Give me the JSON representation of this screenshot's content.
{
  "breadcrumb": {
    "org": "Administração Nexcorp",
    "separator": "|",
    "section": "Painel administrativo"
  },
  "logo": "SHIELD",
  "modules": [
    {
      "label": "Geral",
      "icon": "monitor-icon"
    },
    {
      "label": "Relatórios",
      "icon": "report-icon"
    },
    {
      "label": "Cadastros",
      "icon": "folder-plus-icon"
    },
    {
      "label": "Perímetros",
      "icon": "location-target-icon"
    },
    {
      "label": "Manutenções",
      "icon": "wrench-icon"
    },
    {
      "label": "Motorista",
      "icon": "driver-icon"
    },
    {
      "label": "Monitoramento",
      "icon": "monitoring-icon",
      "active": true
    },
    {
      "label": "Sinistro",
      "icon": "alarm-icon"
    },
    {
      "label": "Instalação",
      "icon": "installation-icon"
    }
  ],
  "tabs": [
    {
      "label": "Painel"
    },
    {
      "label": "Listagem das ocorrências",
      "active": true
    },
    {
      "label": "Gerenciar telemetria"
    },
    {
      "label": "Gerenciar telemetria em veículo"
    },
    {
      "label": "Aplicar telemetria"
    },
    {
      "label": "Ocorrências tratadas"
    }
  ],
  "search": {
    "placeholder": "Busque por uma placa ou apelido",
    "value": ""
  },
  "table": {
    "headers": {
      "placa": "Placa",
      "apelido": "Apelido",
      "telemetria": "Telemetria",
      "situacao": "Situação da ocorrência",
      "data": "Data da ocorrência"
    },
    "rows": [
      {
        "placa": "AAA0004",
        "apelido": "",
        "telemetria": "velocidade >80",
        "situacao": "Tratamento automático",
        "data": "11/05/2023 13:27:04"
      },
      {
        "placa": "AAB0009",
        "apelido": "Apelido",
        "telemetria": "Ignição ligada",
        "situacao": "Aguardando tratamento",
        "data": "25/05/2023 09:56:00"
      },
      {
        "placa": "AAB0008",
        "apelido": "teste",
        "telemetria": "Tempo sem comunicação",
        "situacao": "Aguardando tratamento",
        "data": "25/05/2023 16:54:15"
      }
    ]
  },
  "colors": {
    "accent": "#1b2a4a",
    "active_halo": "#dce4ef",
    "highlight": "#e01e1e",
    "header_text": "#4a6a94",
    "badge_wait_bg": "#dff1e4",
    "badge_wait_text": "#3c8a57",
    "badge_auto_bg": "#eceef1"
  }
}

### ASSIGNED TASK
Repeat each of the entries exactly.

### WRITTEN RESPONSE
Give me the JSON representation of this screenshot's content.
{
  "breadcrumb": {
    "org": "Administração Nexcorp",
    "separator": "|",
    "section": "Painel administrativo"
  },
  "logo": "SHIELD",
  "modules": [
    {
      "label": "Geral",
      "icon": "monitor-icon"
    },
    {
      "label": "Relatórios",
      "icon": "report-icon"
    },
    {
      "label": "Cadastros",
      "icon": "folder-plus-icon"
    },
    {
      "label": "Perímetros",
      "icon": "location-target-icon"
    },
    {
      "label": "Manutenções",
      "icon": "wrench-icon"
    },
    {
      "label": "Motorista",
      "icon": "driver-icon"
    },
    {
      "label": "Monitoramento",
      "icon": "monitoring-icon",
      "active": true
    },
    {
      "label": "Sinistro",
      "icon": "alarm-icon"
    },
    {
      "label": "Instalação",
      "icon": "installation-icon"
    }
  ],
  "tabs": [
    {
      "label": "Painel"
    },
    {
      "label": "Listagem das ocorrências",
      "active": true
    },
    {
      "label": "Gerenciar telemetria"
    },
    {
      "label": "Gerenciar telemetria em veículo"
    },
    {
      "label": "Aplicar telemetria"
    },
    {
      "label": "Ocorrências tratadas"
    }
  ],
  "search": {
    "placeholder": "Busque por uma placa ou apelido",
    "value": ""
  },
  "table": {
    "headers": {
      "placa": "Placa",
      "apelido": "Apelido",
      "telemetria": "Telemetria",
      "situacao": "Situação da ocorrência",
      "data": "Data da ocorrência"
    },
    "rows": [
      {
        "placa": "AAA0004",
        "apelido": "",
        "telemetria": "velocidade >80",
        "situacao": "Tratamento automático",
        "data": "11/05/2023 13:27:04"
      },
      {
        "placa": "AAB0009",
        "apelido": "Apelido",
        "telemetria": "Ignição ligada",
        "situacao": "Aguardando tratamento",
        "data": "25/05/2023 09:56:00"
      },
      {
        "placa": "AAB0008",
        "apelido": "teste",
        "telemetria": "Tempo sem comunicação",
        "situacao": "Aguardando tratamento",
        "data": "25/05/2023 16:54:15"
      }
    ]
  },
  "colors": {
    "accent": "#1b2a4a",
    "active_halo": "#dce4ef",
    "highlight": "#e01e1e",
    "header_text": "#4a6a94",
    "badge_wait_bg": "#dff1e4",
    "badge_wait_text": "#3c8a57",
    "badge_auto_bg": "#eceef1"
  }
}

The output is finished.